October 1st 2012
Re: Céleste Boursier‐Mougenot at UMCA Oct 4 – Dec 2 2012
From: Artist Organized Art
To: The Subscriber Email Address
Céleste Boursier‐Mougenot at UMCA Oct 4 – Dec 2 2012
To Suspend The Question of Meaning
Christoph Cox in Conversation with Céleste Boursier‐Mougenot
The University Museum of Contemporary Art (UMCA) at UMass Amherst
The University Museum of Contemporary Art (UMCA) at UMass Amherst is pleased to present a site-specific sound and video installation by Céleste Boursier‐Mougenot, the internationally acclaimed French artist, from October 4 – December 2, 2012. In conjunction with this exhibition, a catalogue containing an interview conducted between the artist and Christoph Cox, Professor of Philosophy at Hampshire College and a critic and theorist of art and music, will soon be published. The interview is reproduced here with the permission of the UMCA, Céleste Boursier‐Mougenot, and Christoph Cox. https://fac.umass.edu/UMCA/Online/ Acknowledgements: This exhibition has been made possible through generous support from Etant donnés: The French-American Fund for Contemporary Art. Additional support and coordination comes from the Paula Cooper Gallery, New York.
The Entire Interview: (Read It Here)
Christoph Cox: You began your career as a musician and composer. What prompted your move into sound installation and the context of the visual arts?
Céleste Boursier‐Mougenot: I’ve always been immersed in the visual arts and aesthetic considerations because my family is very connected to the arts. My great grandfather was a passionate landscape photographer who worked with daguerreotypes. His son, my grandfather, was a painter and illustrator who made some animated films. My father made stained glass for churches, made sculpture and mosaics for public art projects, and later became a sort of garden historian. My parents considered all forms of art and literature to be really important. Their artist and writer friends often visited and stayed with us.

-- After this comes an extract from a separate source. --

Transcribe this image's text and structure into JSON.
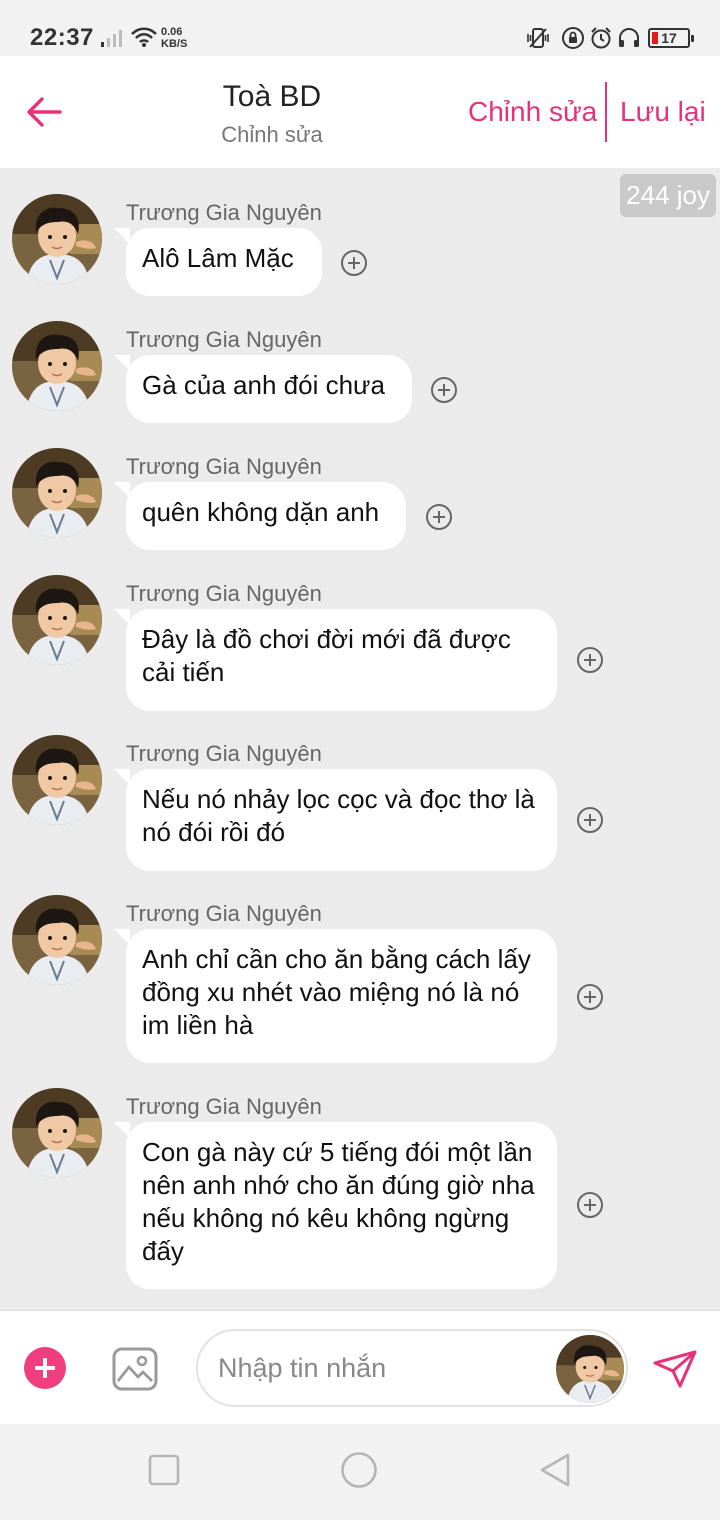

The concept of space (broadly considered) was also a recurrent interest for all of us. One of my brothers, who was interested in mapping, studied engineering and topographical geography. Another brother is a landscape architect. My mother worked as a sociological urbanist. So it’s also quite natural that I’ve considered the notion of space and integrated it into my musical practice.
At home, we listened to all kinds of music (classical, ethnic, rock and pop, experimental, free jazz etc.) and went to musical performances, art exhibitions, and movies every week. I grew up without a TV. When I was about twenty years old and got my own apartment, I bought my first TV. Instead of working on my music projects, I spent so much time watching it at night that I finally threw it away. I kept in the back of my mind that some day I would do a project that would reverse the passivity of TV watching and pull viewers somewhere else, into a space where they have to identify what they are watching. (This eventually resulted in zombiedrones. Many of my works have roots in questions, thoughts, or ideas I had a long time ago. It took me more than 15 years to get the means to start my index piano project.)
CC: When you transpose or transduce one form or media into another, the two forms have to be linked closely enough that the transposition doesn’t seem arbitrary; but they also have to be distant enough so that something surprising or enigmatic is revealed in the process. How do you balance between these two constraints?
CBM: Yes, you’re right, constraint is the master word of my practice. Usually I restrict myself to one material and one process to extract the sound or musical field of the work. The architecture of the presentation space is also an effective constraint by which works can be transformed. The Amherst exhibition is the first to present a set of my works in the same space.
CC: Many of your works are generative structures that establish a situation and then leave it to operate on its own. This makes me think of experimental composers such as Steve Reich (e.g., Come Out) and Alvin Lucier (e.g., I Am Sitting in a Room) who, in the 1960s and 70s, developed an interest in generative music. Are those figures influences for you?
CBM: I’ve been influenced by so many artists’ works that to speak about these ones instead of others seems to me unfair. I think that the domain of influences can remain private. Research into causality or paternity doesn’t really interest me. (I have my own father and am myself the father of four kids!) The feedback effect in my practice in a way tries to disrupt this line of thinking. It seems to me that concrete stories or memories about the works are often more interesting than theoretical references. It’s also that I’ve been disappointed by certain artists who constantly refer to established works, but whose own work is not as interesting as their talk about it. If an art critic or historian sees a correlation, that does not disturb me. But I like it when people can havean aesthetic experience without reference to art history.
CC: The idea that there is music waiting to be revealed everywhere seems to me to connect with a recent artistic and curatorial interest in animism and the life of things.
CBM: I often say that I’m a techno-animist, and that my work is dedicated to the “living.”